══ Provided data
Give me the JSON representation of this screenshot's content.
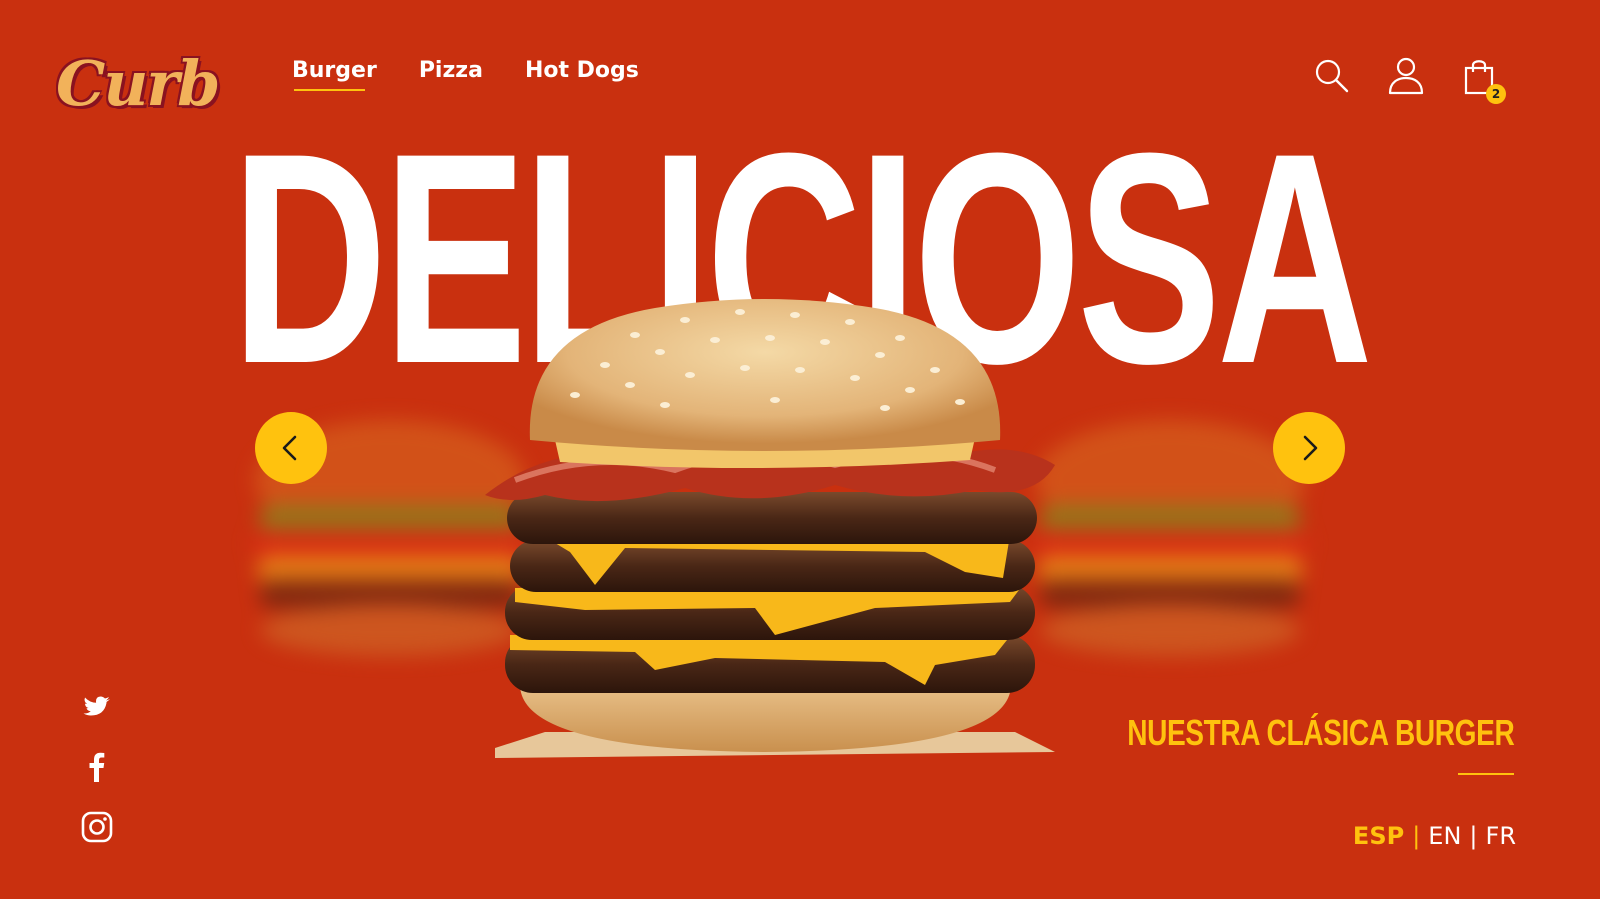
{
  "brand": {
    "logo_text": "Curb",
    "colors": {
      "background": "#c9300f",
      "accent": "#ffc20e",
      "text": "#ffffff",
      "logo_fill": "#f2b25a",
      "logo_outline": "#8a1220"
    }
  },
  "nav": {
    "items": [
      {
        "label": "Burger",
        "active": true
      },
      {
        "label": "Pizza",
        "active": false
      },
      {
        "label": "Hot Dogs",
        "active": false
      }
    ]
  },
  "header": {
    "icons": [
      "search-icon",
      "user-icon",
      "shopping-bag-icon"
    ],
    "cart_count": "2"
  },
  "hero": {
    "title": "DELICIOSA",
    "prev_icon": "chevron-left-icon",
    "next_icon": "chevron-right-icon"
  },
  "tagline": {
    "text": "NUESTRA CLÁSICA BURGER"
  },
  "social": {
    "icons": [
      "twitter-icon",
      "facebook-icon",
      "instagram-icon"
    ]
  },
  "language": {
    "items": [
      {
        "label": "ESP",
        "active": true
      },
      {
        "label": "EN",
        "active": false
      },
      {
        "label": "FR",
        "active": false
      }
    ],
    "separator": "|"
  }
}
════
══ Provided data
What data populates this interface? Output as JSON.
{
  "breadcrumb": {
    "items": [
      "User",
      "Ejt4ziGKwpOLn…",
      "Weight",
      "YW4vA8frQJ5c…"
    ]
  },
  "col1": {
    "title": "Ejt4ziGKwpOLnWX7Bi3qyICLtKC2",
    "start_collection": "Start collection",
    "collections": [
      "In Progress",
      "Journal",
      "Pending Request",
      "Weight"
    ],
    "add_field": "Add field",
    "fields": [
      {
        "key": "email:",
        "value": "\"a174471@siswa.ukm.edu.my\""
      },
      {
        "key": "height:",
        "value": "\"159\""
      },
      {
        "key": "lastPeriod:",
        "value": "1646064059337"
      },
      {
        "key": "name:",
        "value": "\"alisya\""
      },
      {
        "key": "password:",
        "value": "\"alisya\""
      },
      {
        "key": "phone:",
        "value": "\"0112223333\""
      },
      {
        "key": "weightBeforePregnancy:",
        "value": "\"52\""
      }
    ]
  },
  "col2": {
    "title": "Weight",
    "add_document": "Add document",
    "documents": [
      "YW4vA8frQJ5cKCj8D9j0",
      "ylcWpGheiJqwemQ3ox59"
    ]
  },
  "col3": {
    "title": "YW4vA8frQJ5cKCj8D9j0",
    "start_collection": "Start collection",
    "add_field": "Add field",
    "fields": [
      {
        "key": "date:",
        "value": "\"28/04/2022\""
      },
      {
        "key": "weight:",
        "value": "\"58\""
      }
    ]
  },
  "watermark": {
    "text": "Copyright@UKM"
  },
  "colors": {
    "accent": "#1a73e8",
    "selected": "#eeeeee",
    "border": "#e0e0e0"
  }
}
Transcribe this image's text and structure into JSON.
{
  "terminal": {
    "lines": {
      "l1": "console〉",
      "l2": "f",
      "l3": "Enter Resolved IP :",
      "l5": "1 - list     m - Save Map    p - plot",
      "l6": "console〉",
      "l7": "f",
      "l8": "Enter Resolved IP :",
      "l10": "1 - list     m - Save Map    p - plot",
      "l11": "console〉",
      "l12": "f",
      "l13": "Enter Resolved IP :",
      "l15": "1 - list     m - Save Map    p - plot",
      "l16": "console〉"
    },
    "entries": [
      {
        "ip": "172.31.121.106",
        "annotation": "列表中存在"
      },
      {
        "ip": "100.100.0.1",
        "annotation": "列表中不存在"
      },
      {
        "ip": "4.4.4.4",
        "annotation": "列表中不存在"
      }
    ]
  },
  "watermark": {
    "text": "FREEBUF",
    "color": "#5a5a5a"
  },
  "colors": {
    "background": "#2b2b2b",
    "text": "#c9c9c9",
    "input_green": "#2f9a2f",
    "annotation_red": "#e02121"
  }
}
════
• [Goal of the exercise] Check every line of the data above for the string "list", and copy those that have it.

• [Exercise output]
      "l5": "1 - list     m - Save Map    p - plot",
      "l10": "1 - list     m - Save Map    p - plot",
      "l15": "1 - list     m - Save Map    p - plot",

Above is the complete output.